It's official – the 2023 individual estate tax exclusion is set at its highest level ever - $12,920,000.00 per person, or $25,840,000.00 for a married couple. This is a $860,000 increase from 2022.
For high-net-worth individuals and families who wish to reduce their taxable estate, this is a continued opportunity to gift tax-free into 2023.
Another way to take advantage of the highest estate tax exclusion of all time is to claim the portability election in the event a spouse dies in 2022 or 2023.
For a married couple whose estate is under $25,840,000 but above $6,000,000 claiming “Portability” (by filing an Estate Tax Return within 9 months of spouse's death) permits the surviving spouse to “port” or “transfer over” to the second death the unutilized portion of the deceased spouse's individual estate tax exemption.
This is especially important since – under current tax law – the individual exemption is set to return to its 2017 value, indexed for inflation – or, to about $6,000,000 on January 1, 2026. Put differently, on January 1, 2026 decedents' estates that exceed the $6 million exemption will be subject to estate tax – whereby the top tax rate is 40%! The portability election that is afforded to a surviving spouse empowers that spouse to preserve the unused amount of the deceased spouse's exemption – and apply such at the second death – to vastly reduce or completely eliminate estate taxes at the second death. To deadline to claim the portability election is nine months of first-to-die spouse's death.
Another way to chip away at a taxable estate is to take advantage of the Annual Gift Tax Exclusion – which is increased to $17,000 per person for 2023. This means that a married couple can give (jointly) $34,000 to each of their children, each of their grandchildren, or any other individual, without having to file a Gift Tax Return in 2023, provided these individuals are US Citizens.
Annual gifts to non-US Citizen Spouse is set to $175,000 in 2023. This is very important for married couples where one spouse is not a US Citizen as non-US-Citizens spouses are not entitled to utilize the “unlimited marital deduction” that US Citizen spouses enjoy.

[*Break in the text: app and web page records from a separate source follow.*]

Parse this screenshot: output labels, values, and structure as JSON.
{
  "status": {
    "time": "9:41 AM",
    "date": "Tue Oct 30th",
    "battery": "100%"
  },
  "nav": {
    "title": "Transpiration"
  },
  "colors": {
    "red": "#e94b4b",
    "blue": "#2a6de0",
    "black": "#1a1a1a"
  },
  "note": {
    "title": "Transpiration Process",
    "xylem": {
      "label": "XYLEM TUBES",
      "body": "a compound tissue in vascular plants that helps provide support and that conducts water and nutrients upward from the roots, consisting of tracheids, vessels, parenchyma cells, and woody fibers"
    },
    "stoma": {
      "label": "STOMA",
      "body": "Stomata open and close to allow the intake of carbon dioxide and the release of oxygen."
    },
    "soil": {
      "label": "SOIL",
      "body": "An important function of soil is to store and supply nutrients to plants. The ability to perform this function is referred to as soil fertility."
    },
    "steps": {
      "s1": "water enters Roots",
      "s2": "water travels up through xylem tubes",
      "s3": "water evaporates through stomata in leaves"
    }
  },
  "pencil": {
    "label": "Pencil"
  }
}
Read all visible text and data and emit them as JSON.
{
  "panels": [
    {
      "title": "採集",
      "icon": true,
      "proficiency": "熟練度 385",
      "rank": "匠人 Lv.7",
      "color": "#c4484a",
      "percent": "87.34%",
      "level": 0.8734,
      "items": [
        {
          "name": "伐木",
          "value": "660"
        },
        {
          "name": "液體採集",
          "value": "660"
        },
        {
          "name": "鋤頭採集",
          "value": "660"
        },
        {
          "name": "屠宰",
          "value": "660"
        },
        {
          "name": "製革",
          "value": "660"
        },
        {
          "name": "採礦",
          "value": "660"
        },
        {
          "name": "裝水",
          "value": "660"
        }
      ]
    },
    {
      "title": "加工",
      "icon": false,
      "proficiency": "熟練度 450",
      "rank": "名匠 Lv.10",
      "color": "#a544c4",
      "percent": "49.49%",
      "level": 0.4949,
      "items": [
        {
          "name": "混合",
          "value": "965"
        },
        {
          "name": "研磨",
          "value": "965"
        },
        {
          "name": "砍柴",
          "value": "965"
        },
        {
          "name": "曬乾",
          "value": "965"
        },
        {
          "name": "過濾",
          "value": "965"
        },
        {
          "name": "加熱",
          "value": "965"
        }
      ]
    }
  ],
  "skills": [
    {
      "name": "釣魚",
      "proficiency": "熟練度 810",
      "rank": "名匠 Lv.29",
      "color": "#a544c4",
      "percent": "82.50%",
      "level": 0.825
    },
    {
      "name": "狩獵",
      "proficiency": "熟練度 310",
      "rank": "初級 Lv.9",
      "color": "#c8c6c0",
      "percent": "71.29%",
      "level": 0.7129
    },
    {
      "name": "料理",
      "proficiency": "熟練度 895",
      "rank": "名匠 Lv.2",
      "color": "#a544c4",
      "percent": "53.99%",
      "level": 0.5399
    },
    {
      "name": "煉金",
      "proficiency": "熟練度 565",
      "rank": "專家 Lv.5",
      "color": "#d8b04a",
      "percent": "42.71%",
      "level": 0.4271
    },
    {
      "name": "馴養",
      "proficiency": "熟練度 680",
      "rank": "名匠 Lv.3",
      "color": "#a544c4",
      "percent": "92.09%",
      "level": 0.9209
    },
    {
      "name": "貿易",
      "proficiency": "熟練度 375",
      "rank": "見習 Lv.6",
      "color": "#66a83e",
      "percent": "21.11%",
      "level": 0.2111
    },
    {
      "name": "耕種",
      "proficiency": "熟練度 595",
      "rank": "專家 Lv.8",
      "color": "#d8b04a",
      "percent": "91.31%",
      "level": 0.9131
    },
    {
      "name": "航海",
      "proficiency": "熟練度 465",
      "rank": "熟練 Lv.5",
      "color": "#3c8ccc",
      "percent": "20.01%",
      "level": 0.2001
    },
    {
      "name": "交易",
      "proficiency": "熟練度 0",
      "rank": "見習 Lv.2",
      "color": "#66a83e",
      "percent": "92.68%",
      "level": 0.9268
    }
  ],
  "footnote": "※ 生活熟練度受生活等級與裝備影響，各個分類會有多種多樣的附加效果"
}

Lifetime gifts to a non-US-Citizen spouse would decrease the US Citizen spouse's taxable estate, while passing the family assets to the non-US-Citizen spouse estate-tax-free by way of such annual gifts.
Such couples would also be very wise to set up a Family Qualified Domestic Trust (a QDOT Trust) which mimics the unlimited marital deduction that US-Citizen-spouses enjoy by deferring payment of estate taxes to the second death – if lifetime gifting is not a preferred method of estate tax avoidance.
Finally, the IRS announced that it will retain records of Estate Tax Returns and Gift Tax Returns for only 40 years instead of the current 75 years. These tax reporting documents are very important and should be retained with great care in the family as they might be needed and requested by your CPA decades after they have been filed with the IRS.
To get started on your estate planning, or to update an existing estate plan, contact our Office – we are here to help.